Everything's cool in Istanbul

Istanbul's cool.

It doesn't need my endorsement, of course. This place has been cool for several thousand years, long before it was called Istanbul. When your history dates to the Neolithic Age and you've been the capital city of so many empires it's hard to keep count, you get a reputation early on for being a pretty cool place. And after a quick visit over the weekend, I can vouch that its coolness is alive and thriving.

Different sources peg the population at anywhere from nine million to 15 million. Either way, it's a huge place. It spans two continents - the only city in the world to do so - spilling from Europe into Asia (or vice versa; I'm not sure anyone knows which side was settled first).

I stuck with my recent travel strategy of trying to get to know a small area really well rather than attempting to see everything in one visit. There's nothing like sitting at a sidewalk cafe in a faraway place, sipping a Turkish tea and enjoying the sunshine and having a guy from the restaurant up the street walk by and call out "Robert, how are you?" because he remembers you from the day before.

I spent most of my time in Sultanahmet, a historic district that includes the Blue Mosque, the Hagia Sophia, the Grand Bazaar and a maze of winding cobblestone streets lined with funky boutique hotels and restaurants. It runs along the Bosphorus Strait, a stunning body of water that separates Europe from Asia and is packed with ships of all shapes and sizes, bound for ports unknown.

Sultanamhet is built on the hills that climb semi-steeply from the water's edge. There are no high-rises; nothing more than four or five stories, all very old and charming and quaint. Many of the buildings have rooftop terraces for restaurants, and because each street is a little higher above the coast than the one before it, they almost all have spectacular views of the Bosphorus and the Asian side of the city across the way.

The Blue Mosque is the main attraction. It reminded me a lot of the Sheikh Zayed Mosque in Abu Dhabi, just 400 years older. The Topkapi Palace is nearby, and the Grand Bazaar, and the whole place is bustling with a nice mix of tourists and locals from early morning until around midnight.

There are cats everywhere, even in places where Abu Dhabi doesn't have cats. I saw bar cats and cafe cats and palace cats and rocks-beside-the-sea cats. No ceiling cats, though – Abu Dhabi still has the corner on that market.

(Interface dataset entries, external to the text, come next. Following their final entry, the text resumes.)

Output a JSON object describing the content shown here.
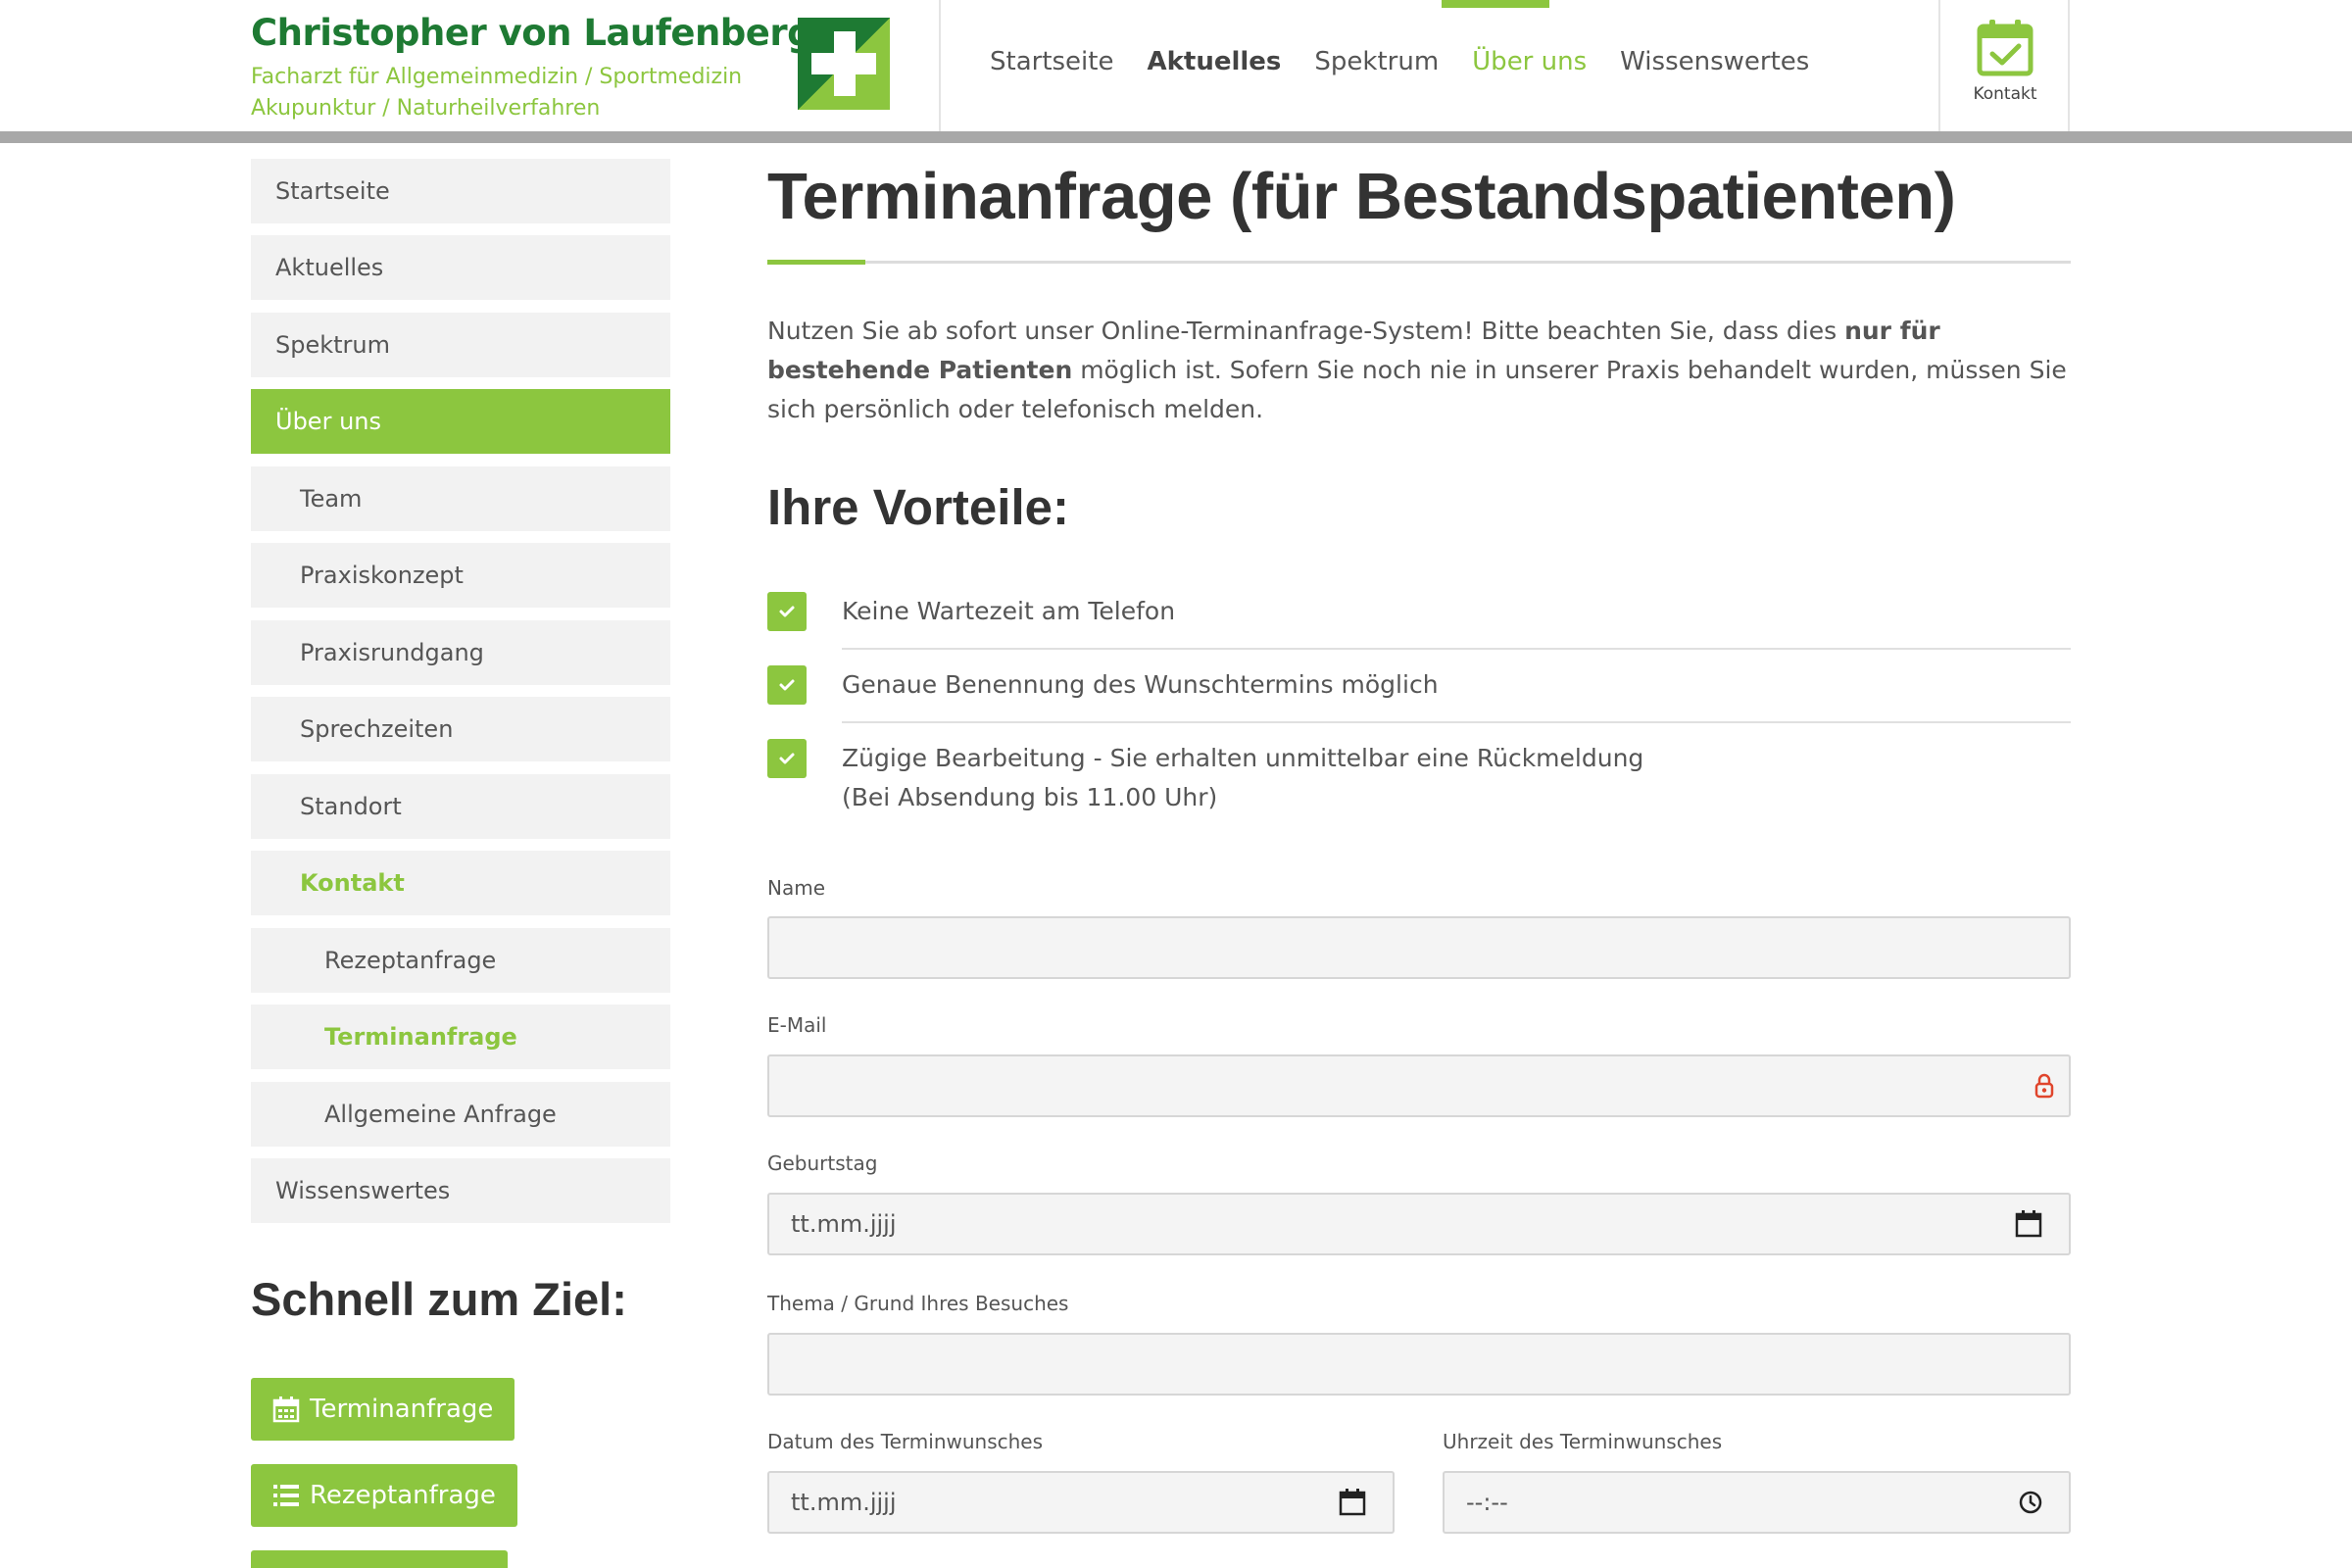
{
  "header": {
    "brand_name": "Christopher von Laufenberg",
    "brand_line1": "Facharzt für Allgemeinmedizin / Sportmedizin",
    "brand_line2": "Akupunktur / Naturheilverfahren",
    "nav": [
      {
        "label": "Startseite"
      },
      {
        "label": "Aktuelles"
      },
      {
        "label": "Spektrum"
      },
      {
        "label": "Über uns"
      },
      {
        "label": "Wissenswertes"
      }
    ],
    "active_nav": "Über uns",
    "contact_label": "Kontakt",
    "contact_icon": "calendar-check-icon"
  },
  "sidebar": {
    "items": [
      {
        "label": "Startseite"
      },
      {
        "label": "Aktuelles"
      },
      {
        "label": "Spektrum"
      },
      {
        "label": "Über uns"
      },
      {
        "label": "Team"
      },
      {
        "label": "Praxiskonzept"
      },
      {
        "label": "Praxisrundgang"
      },
      {
        "label": "Sprechzeiten"
      },
      {
        "label": "Standort"
      },
      {
        "label": "Kontakt"
      },
      {
        "label": "Rezeptanfrage"
      },
      {
        "label": "Terminanfrage"
      },
      {
        "label": "Allgemeine Anfrage"
      },
      {
        "label": "Wissenswertes"
      }
    ],
    "quick_title": "Schnell zum Ziel:",
    "quick_buttons": [
      {
        "label": "Terminanfrage",
        "icon": "calendar-icon"
      },
      {
        "label": "Rezeptanfrage",
        "icon": "list-icon"
      }
    ]
  },
  "main": {
    "title": "Terminanfrage (für Bestandspatienten)",
    "intro_part1": "Nutzen Sie ab sofort unser Online-Terminanfrage-System! Bitte beachten Sie, dass dies ",
    "intro_bold": "nur für bestehende Patienten",
    "intro_part2": " möglich ist. Sofern Sie noch nie in unserer Praxis behandelt wurden, müssen Sie sich persönlich oder telefonisch melden.",
    "advantages_title": "Ihre Vorteile:",
    "advantages": [
      {
        "line1": "Keine Wartezeit am Telefon",
        "line2": ""
      },
      {
        "line1": "Genaue Benennung des Wunschtermins möglich",
        "line2": ""
      },
      {
        "line1": "Zügige Bearbeitung - Sie erhalten unmittelbar eine Rückmeldung",
        "line2": "(Bei Absendung bis 11.00 Uhr)"
      }
    ],
    "form": {
      "name_label": "Name",
      "name_value": "",
      "email_label": "E-Mail",
      "email_value": "",
      "birthday_label": "Geburtstag",
      "birthday_placeholder": "tt.mm.jjjj",
      "topic_label": "Thema / Grund Ihres Besuches",
      "topic_value": "",
      "date_label": "Datum des Terminwunsches",
      "date_placeholder": "tt.mm.jjjj",
      "time_label": "Uhrzeit des Terminwunsches",
      "time_placeholder": "--:--"
    }
  },
  "colors": {
    "accent": "#8cc63f",
    "brand_dark": "#1e7a33",
    "text": "#555555",
    "heading": "#333333"
  }
}
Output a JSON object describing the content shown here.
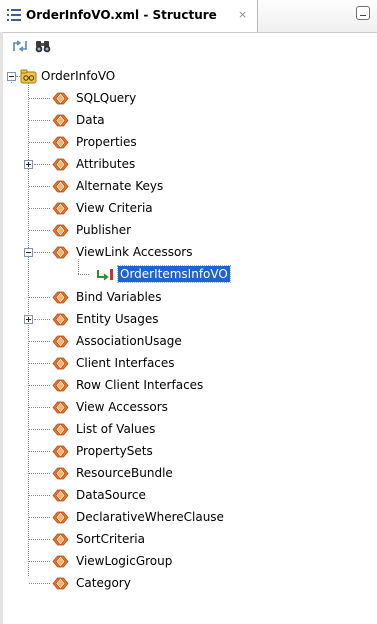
{
  "tab": {
    "title": "OrderInfoVO.xml - Structure",
    "close_glyph": "×",
    "icon": "structure-list-icon"
  },
  "toolbar": {
    "buttons": [
      "sync-with-editor-icon",
      "find-binoculars-icon"
    ]
  },
  "tree": {
    "root": {
      "label": "OrderInfoVO",
      "icon": "view-object-icon",
      "expanded": true
    },
    "children": [
      {
        "label": "SQLQuery",
        "icon": "xml-element-icon"
      },
      {
        "label": "Data",
        "icon": "xml-element-icon"
      },
      {
        "label": "Properties",
        "icon": "xml-element-icon"
      },
      {
        "label": "Attributes",
        "icon": "xml-element-icon",
        "expandable": true,
        "expanded": false
      },
      {
        "label": "Alternate Keys",
        "icon": "xml-element-icon"
      },
      {
        "label": "View Criteria",
        "icon": "xml-element-icon"
      },
      {
        "label": "Publisher",
        "icon": "xml-element-icon"
      },
      {
        "label": "ViewLink Accessors",
        "icon": "xml-element-icon",
        "expandable": true,
        "expanded": true,
        "children": [
          {
            "label": "OrderItemsInfoVO",
            "icon": "view-link-icon",
            "selected": true
          }
        ]
      },
      {
        "label": "Bind Variables",
        "icon": "xml-element-icon"
      },
      {
        "label": "Entity Usages",
        "icon": "xml-element-icon",
        "expandable": true,
        "expanded": false
      },
      {
        "label": "AssociationUsage",
        "icon": "xml-element-icon"
      },
      {
        "label": "Client Interfaces",
        "icon": "xml-element-icon"
      },
      {
        "label": "Row Client Interfaces",
        "icon": "xml-element-icon"
      },
      {
        "label": "View Accessors",
        "icon": "xml-element-icon"
      },
      {
        "label": "List of Values",
        "icon": "xml-element-icon"
      },
      {
        "label": "PropertySets",
        "icon": "xml-element-icon"
      },
      {
        "label": "ResourceBundle",
        "icon": "xml-element-icon"
      },
      {
        "label": "DataSource",
        "icon": "xml-element-icon"
      },
      {
        "label": "DeclarativeWhereClause",
        "icon": "xml-element-icon"
      },
      {
        "label": "SortCriteria",
        "icon": "xml-element-icon"
      },
      {
        "label": "ViewLogicGroup",
        "icon": "xml-element-icon"
      },
      {
        "label": "Category",
        "icon": "xml-element-icon"
      }
    ]
  },
  "colors": {
    "selection": "#1f63d1",
    "element_icon_orange": "#e8742a",
    "view_object_yellow": "#f2c53d"
  }
}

The restaurants and bars are an eclectic mix of styles that attract a lot of the backpackers and other young vacationers. I walked into one that was playing James Brown's "The Payback" at full volume, then switched to some intolerable techno junk for about 20 minutes before the "DJ" started taking requests. Just write down a song and hand it to the bartender, who uses a laptop to find a recording online, and it will get played. I managed to get the Old 97's and Lucinda Williams into the mix. Not sure how the crowd liked it, but Istanbul seems like a live and let live kind of place, no matter what they think of your taste in music.